32 missing after tanker collision
BEIJING — An Iranian oil tanker collided with a bulk freighter and caught fire off China’s east coast, leaving the tanker’s entire crew of 32 missing and causing it to spill oil into the sea, authorities said Sunday.
Chinese authorities dispatched police vessels and three cleaning ships to the scene after the collision, which happened late Saturday. The South Korean coast guard also sent a ship and a plane to help search for the missing crew members — 30 Iranians and two Bangladeshis.
The Panama-registered tanker Sanchi was sailing from Iran to South Korea when it collided with the Hong Kong-registered freighter CF Crystal in the East China Sea, 160 miles off the coast of Shanghai, China’s Ministry of Transport said.
All 21 crew members of the Crystal, which was carrying grain from the United States, were rescued, the ministry said. The Crystal’s crew members were all Chinese nationals.
It wasn’t clear what caused the collision.
State-run China Central Television reported Sunday evening that the tanker was still floating and burning, and that oil was visible in the water.
It was not clear, however, whether the tanker was still spilling oil.

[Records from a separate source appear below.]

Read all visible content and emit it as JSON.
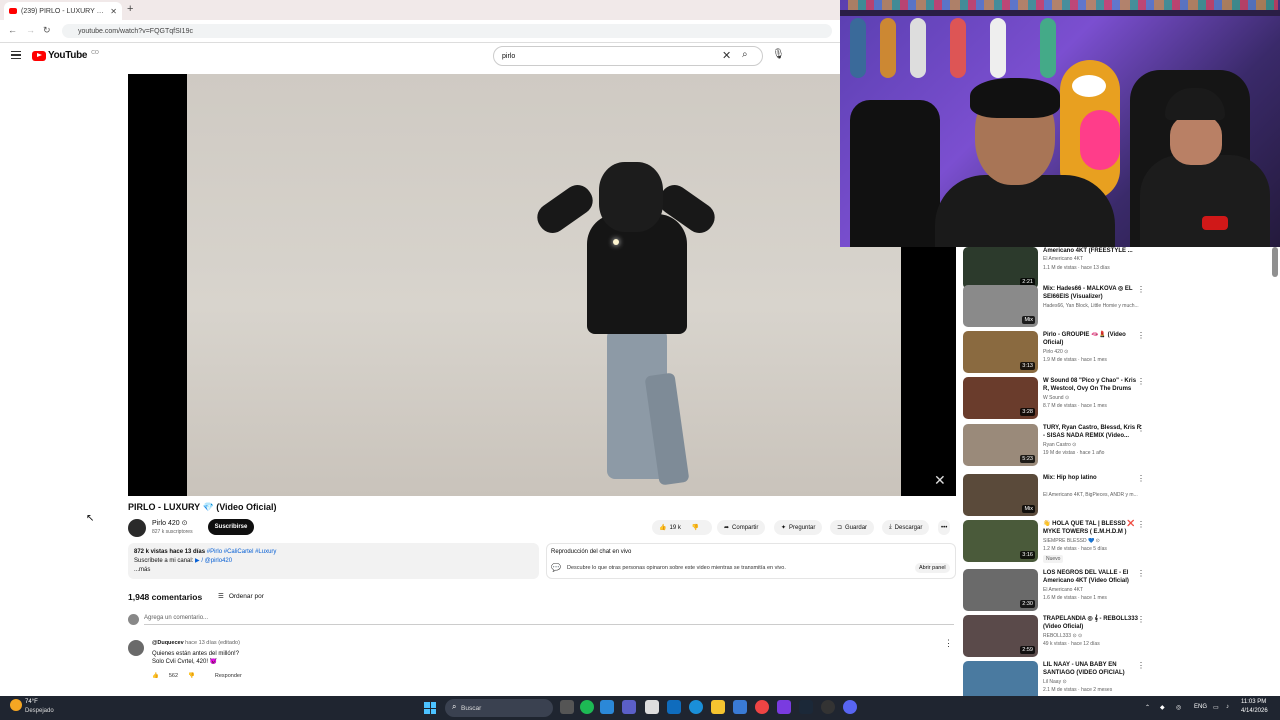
{
  "browser": {
    "tab_title": "(239) PIRLO - LUXURY 💎 (Vide",
    "tab_close": "✕",
    "new_tab": "+",
    "url": "youtube.com/watch?v=FQGTqfSI19c"
  },
  "header": {
    "logo_text": "YouTube",
    "logo_suffix": "CO",
    "search_value": "pirlo",
    "search_clear": "✕",
    "search_icon": "⌕",
    "mic_icon": "🎙"
  },
  "video": {
    "title": "PIRLO - LUXURY 💎 (Video Oficial)",
    "channel": "Pirlo 420 ⊙",
    "subs": "827 k suscriptores",
    "subscribe": "Suscribirse",
    "likes": "19 k",
    "share": "Compartir",
    "ask": "Preguntar",
    "save": "Guardar",
    "download": "Descargar",
    "more": "•••"
  },
  "description": {
    "views": "872 k vistas  hace 13 días",
    "tags": " #Pirlo #CaliCartel #Luxury",
    "line2": "Suscríbete a mi canal: ",
    "link": "▶ / @pirlo420",
    "more": "...más"
  },
  "chat": {
    "title": "Reproducción del chat en vivo",
    "desc": "Descubre lo que otras personas opinaron sobre este video mientras se transmitía en vivo.",
    "open": "Abrir panel"
  },
  "comments": {
    "count": "1,948 comentarios",
    "sort": "Ordenar por",
    "placeholder": "Agrega un comentario...",
    "first": {
      "user": "@Duquecev",
      "time": " hace 13 días (editado)",
      "line1": "Quienes están antes del millón!?",
      "line2": "Solo Cvli Cvrtel, 420! 😈",
      "likes": "562",
      "reply": "Responder"
    }
  },
  "sidebar": [
    {
      "title": "Americano 4KT (FREESTYLE ...",
      "channel": "El Americano 4KT",
      "meta": "1.1 M de vistas · hace 13 días",
      "duration": "2:21",
      "thumb": "#2c3a2c"
    },
    {
      "title": "Mix: Hades66 - MALKOVA ◎ EL SEI66EIS (Visualizer)",
      "channel": "Hades66, Yan Block, Little Homie y much...",
      "meta": "",
      "duration": "Mix",
      "thumb": "#8a8a8a"
    },
    {
      "title": "Pirlo - GROUPIE 🫦💄 (Video Oficial)",
      "channel": "Pirlo 420 ⊙",
      "meta": "1.9 M de vistas · hace 1 mes",
      "duration": "3:13",
      "thumb": "#8a6a40"
    },
    {
      "title": "W Sound 08 \"Pico y Chao\" - Kris R, Westcol, Ovy On The Drums",
      "channel": "W Sound ⊙",
      "meta": "8.7 M de vistas · hace 1 mes",
      "duration": "3:28",
      "thumb": "#6a3c2c"
    },
    {
      "title": "TURY, Ryan Castro, Blessd, Kris R - SISAS NADA REMIX (Video...",
      "channel": "Ryan Castro ⊙",
      "meta": "19 M de vistas · hace 1 año",
      "duration": "5:23",
      "thumb": "#9a8a7a"
    },
    {
      "title": "Mix: Hip hop latino",
      "channel": "El Americano 4KT, BigPieces, ANDR y m...",
      "meta": "",
      "duration": "Mix",
      "thumb": "#5a4a3a"
    },
    {
      "title": "👋 HOLA QUE TAL | BLESSD ❌ MYKE TOWERS ( E.M.H.D.M )",
      "channel": "SIEMPRE BLESSD 💙 ⊙",
      "meta": "1.2 M de vistas · hace 5 días",
      "duration": "3:16",
      "thumb": "#4a5a3a",
      "badge": "Nuevo"
    },
    {
      "title": "LOS NEGROS DEL VALLE - El Americano 4KT (Video Oficial)",
      "channel": "El Americano 4KT",
      "meta": "1.6 M de vistas · hace 1 mes",
      "duration": "2:30",
      "thumb": "#6a6a6a"
    },
    {
      "title": "TRAPELANDIA ◎ 𝄞 - REBOLL333 (Video Oficial)",
      "channel": "REBOLL333 ⊙ ⊙",
      "meta": "49 k vistas · hace 12 días",
      "duration": "2:59",
      "thumb": "#5a4a4a"
    },
    {
      "title": "LIL NAAY - UNA BABY EN SANTIAGO (VIDEO OFICIAL)",
      "channel": "Lil Naay ⊙",
      "meta": "2.1 M de vistas · hace 2 meses",
      "duration": "",
      "thumb": "#4a7aa0"
    }
  ],
  "taskbar": {
    "temp": "74°F",
    "weather": "Despejado",
    "search": "Buscar",
    "lang": "ENG",
    "time": "11:03 PM",
    "date": "4/14/2026"
  },
  "colors": {
    "accent": "#ff0000",
    "taskbar": "#1f2530",
    "webcam_bg": "#5a3fb0"
  }
}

The size of the oil slick caused by the accident also was not known.
Earlier Sunday, Chinese state media carried pictures of the tanker on fire with large plumes of smoke.
The Sanchi was carrying 150,000 tons, or nearly 1 million barrels of condensate, a type of ultra-light oil, according to Chinese authorities.
By comparison, the Exxon Valdez was carrying 1.26 million barrels of crude oil when it spilled 260,000 barrels into Prince William Sound off Alaska in 1989.
The Sanchi has operated under five different names since it was built in 2008, the U.N.-run International Maritime Organization said.